(Job 42:7–17 ESV)
I truly believe that in this moment we have before us one of reality’s most profound truths:
All the correct, pious, and conventional speech about God that one could ever hope to hear is speaking wrongly of him if it does not lead us to address him.
Prayer as unguarded and offensive as Job’s is speaking rightly about God.
What can we take away from this for our own lives? At the risk of packing into a formula what cannot be formulated, let me leave you with these five thoughts:
• There is such a thing as a righteous sufferer. It is the satanic voice that denies this possibility.
• Pain and loss are sometimes both devastating and inexplicable.
• We can fortify ourselves with pious explanations or we can risk crying out to God with all the dangerous extremity that pain and loss elicit.
• The Lord may reprimand us for speaking in ignorance. This is better than his silence.
• The Lord hears the words of the righteous pray-er and says, ‘Now this daughter … or this son knows how to speak about me, for she speaks to me, he cries out to me.

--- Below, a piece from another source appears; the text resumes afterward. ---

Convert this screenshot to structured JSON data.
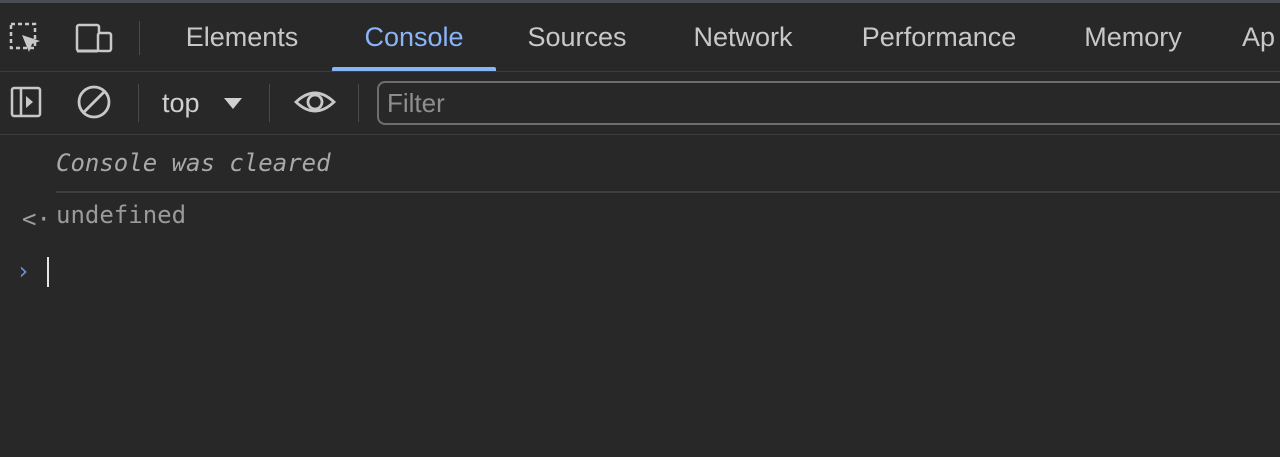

May the Lord hear and attend to may audacious prayers from his beloved community at CPC.